3. Despite any precautions or guidelines we may take, whether or not someone sees us as suspicious is largely out of our control.
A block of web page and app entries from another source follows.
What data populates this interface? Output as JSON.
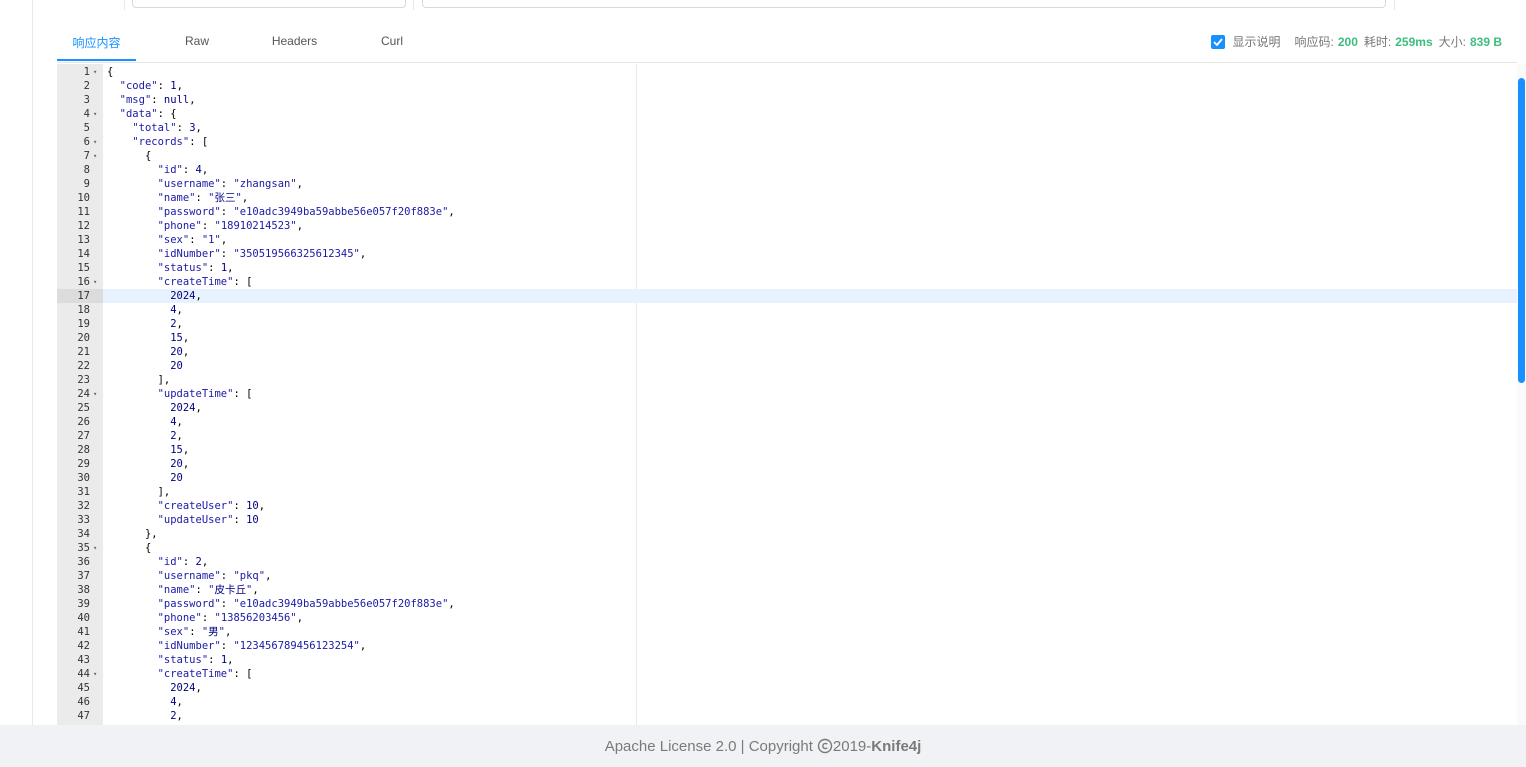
{
  "tabs": [
    {
      "label": "响应内容",
      "active": true
    },
    {
      "label": "Raw",
      "active": false
    },
    {
      "label": "Headers",
      "active": false
    },
    {
      "label": "Curl",
      "active": false
    }
  ],
  "meta": {
    "show_desc_label": "显示说明",
    "show_desc_checked": true,
    "status_label": "响应码:",
    "status_value": "200",
    "time_label": "耗时:",
    "time_value": "259ms",
    "size_label": "大小:",
    "size_value": "839 B",
    "value_color": "#3dbd7d"
  },
  "editor": {
    "active_line": 17,
    "lines": [
      {
        "n": "1",
        "fold": true,
        "html": "<span class='p'>{</span>"
      },
      {
        "n": "2",
        "fold": false,
        "html": "  <span class='k'>\"code\"</span><span class='p'>: </span><span class='n'>1</span><span class='p'>,</span>"
      },
      {
        "n": "3",
        "fold": false,
        "html": "  <span class='k'>\"msg\"</span><span class='p'>: </span><span class='nul'>null</span><span class='p'>,</span>"
      },
      {
        "n": "4",
        "fold": true,
        "html": "  <span class='k'>\"data\"</span><span class='p'>: {</span>"
      },
      {
        "n": "5",
        "fold": false,
        "html": "    <span class='k'>\"total\"</span><span class='p'>: </span><span class='n'>3</span><span class='p'>,</span>"
      },
      {
        "n": "6",
        "fold": true,
        "html": "    <span class='k'>\"records\"</span><span class='p'>: [</span>"
      },
      {
        "n": "7",
        "fold": true,
        "html": "      <span class='p'>{</span>"
      },
      {
        "n": "8",
        "fold": false,
        "html": "        <span class='k'>\"id\"</span><span class='p'>: </span><span class='n'>4</span><span class='p'>,</span>"
      },
      {
        "n": "9",
        "fold": false,
        "html": "        <span class='k'>\"username\"</span><span class='p'>: </span><span class='s'>\"zhangsan\"</span><span class='p'>,</span>"
      },
      {
        "n": "10",
        "fold": false,
        "html": "        <span class='k'>\"name\"</span><span class='p'>: </span><span class='s'>\"<span class='cjk'>张三</span>\"</span><span class='p'>,</span>"
      },
      {
        "n": "11",
        "fold": false,
        "html": "        <span class='k'>\"password\"</span><span class='p'>: </span><span class='s'>\"e10adc3949ba59abbe56e057f20f883e\"</span><span class='p'>,</span>"
      },
      {
        "n": "12",
        "fold": false,
        "html": "        <span class='k'>\"phone\"</span><span class='p'>: </span><span class='s'>\"18910214523\"</span><span class='p'>,</span>"
      },
      {
        "n": "13",
        "fold": false,
        "html": "        <span class='k'>\"sex\"</span><span class='p'>: </span><span class='s'>\"1\"</span><span class='p'>,</span>"
      },
      {
        "n": "14",
        "fold": false,
        "html": "        <span class='k'>\"idNumber\"</span><span class='p'>: </span><span class='s'>\"350519566325612345\"</span><span class='p'>,</span>"
      },
      {
        "n": "15",
        "fold": false,
        "html": "        <span class='k'>\"status\"</span><span class='p'>: </span><span class='n'>1</span><span class='p'>,</span>"
      },
      {
        "n": "16",
        "fold": true,
        "html": "        <span class='k'>\"createTime\"</span><span class='p'>: [</span>"
      },
      {
        "n": "17",
        "fold": false,
        "html": "          <span class='n'>2024</span><span class='p'>,</span>"
      },
      {
        "n": "18",
        "fold": false,
        "html": "          <span class='n'>4</span><span class='p'>,</span>"
      },
      {
        "n": "19",
        "fold": false,
        "html": "          <span class='n'>2</span><span class='p'>,</span>"
      },
      {
        "n": "20",
        "fold": false,
        "html": "          <span class='n'>15</span><span class='p'>,</span>"
      },
      {
        "n": "21",
        "fold": false,
        "html": "          <span class='n'>20</span><span class='p'>,</span>"
      },
      {
        "n": "22",
        "fold": false,
        "html": "          <span class='n'>20</span>"
      },
      {
        "n": "23",
        "fold": false,
        "html": "        <span class='p'>],</span>"
      },
      {
        "n": "24",
        "fold": true,
        "html": "        <span class='k'>\"updateTime\"</span><span class='p'>: [</span>"
      },
      {
        "n": "25",
        "fold": false,
        "html": "          <span class='n'>2024</span><span class='p'>,</span>"
      },
      {
        "n": "26",
        "fold": false,
        "html": "          <span class='n'>4</span><span class='p'>,</span>"
      },
      {
        "n": "27",
        "fold": false,
        "html": "          <span class='n'>2</span><span class='p'>,</span>"
      },
      {
        "n": "28",
        "fold": false,
        "html": "          <span class='n'>15</span><span class='p'>,</span>"
      },
      {
        "n": "29",
        "fold": false,
        "html": "          <span class='n'>20</span><span class='p'>,</span>"
      },
      {
        "n": "30",
        "fold": false,
        "html": "          <span class='n'>20</span>"
      },
      {
        "n": "31",
        "fold": false,
        "html": "        <span class='p'>],</span>"
      },
      {
        "n": "32",
        "fold": false,
        "html": "        <span class='k'>\"createUser\"</span><span class='p'>: </span><span class='n'>10</span><span class='p'>,</span>"
      },
      {
        "n": "33",
        "fold": false,
        "html": "        <span class='k'>\"updateUser\"</span><span class='p'>: </span><span class='n'>10</span>"
      },
      {
        "n": "34",
        "fold": false,
        "html": "      <span class='p'>},</span>"
      },
      {
        "n": "35",
        "fold": true,
        "html": "      <span class='p'>{</span>"
      },
      {
        "n": "36",
        "fold": false,
        "html": "        <span class='k'>\"id\"</span><span class='p'>: </span><span class='n'>2</span><span class='p'>,</span>"
      },
      {
        "n": "37",
        "fold": false,
        "html": "        <span class='k'>\"username\"</span><span class='p'>: </span><span class='s'>\"pkq\"</span><span class='p'>,</span>"
      },
      {
        "n": "38",
        "fold": false,
        "html": "        <span class='k'>\"name\"</span><span class='p'>: </span><span class='s'>\"<span class='cjk'>皮卡丘</span>\"</span><span class='p'>,</span>"
      },
      {
        "n": "39",
        "fold": false,
        "html": "        <span class='k'>\"password\"</span><span class='p'>: </span><span class='s'>\"e10adc3949ba59abbe56e057f20f883e\"</span><span class='p'>,</span>"
      },
      {
        "n": "40",
        "fold": false,
        "html": "        <span class='k'>\"phone\"</span><span class='p'>: </span><span class='s'>\"13856203456\"</span><span class='p'>,</span>"
      },
      {
        "n": "41",
        "fold": false,
        "html": "        <span class='k'>\"sex\"</span><span class='p'>: </span><span class='s'>\"<span class='cjk'>男</span>\"</span><span class='p'>,</span>"
      },
      {
        "n": "42",
        "fold": false,
        "html": "        <span class='k'>\"idNumber\"</span><span class='p'>: </span><span class='s'>\"123456789456123254\"</span><span class='p'>,</span>"
      },
      {
        "n": "43",
        "fold": false,
        "html": "        <span class='k'>\"status\"</span><span class='p'>: </span><span class='n'>1</span><span class='p'>,</span>"
      },
      {
        "n": "44",
        "fold": true,
        "html": "        <span class='k'>\"createTime\"</span><span class='p'>: [</span>"
      },
      {
        "n": "45",
        "fold": false,
        "html": "          <span class='n'>2024</span><span class='p'>,</span>"
      },
      {
        "n": "46",
        "fold": false,
        "html": "          <span class='n'>4</span><span class='p'>,</span>"
      },
      {
        "n": "47",
        "fold": false,
        "html": "          <span class='n'>2</span><span class='p'>,</span>"
      }
    ]
  },
  "footer": {
    "license": "Apache License 2.0 | Copyright",
    "copyright_icon": "copyright-icon",
    "year": " 2019-",
    "brand": "Knife4j"
  }
}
We can follow the law to the letter, build a fence around it to make sure we don’t break it by accident, and do everything in our power to do all the right things to make ourselves look non-threatening, but for some people, dark skin is all that is needed for us to look suspicious to them. Some people can’t seem to accept that this is true. This is why some people saw fit to make Trayvon Martin’s murder earlier this year, an issue of him looking suspicious by wearing clothing nearly every American teenager has in their wardrobe and wears regularly without issue. If I couldn’t even fully guarantee that I’d be perceived as male or female by everyone I encountered through the course of this one night, how much more so are my character and my intentions open to interpretation by each individual I come across? As much as I take a somewhat sick and risky pleasure in the absurdity of it all, the ways people choose to extrapolate on my simply walking down the street are completely out of my hands.The truth is that no matter how hard we work to counter stereotypes ourselves, there are still people who won’t be satisfied by our efforts. There are people who we will scare no matter what we do. There are people who we will never be well-behaved enough for and who we can never prove our innocence to. If we wanted to make ourselves 100% safe from prejudice, our only option would be to disappear.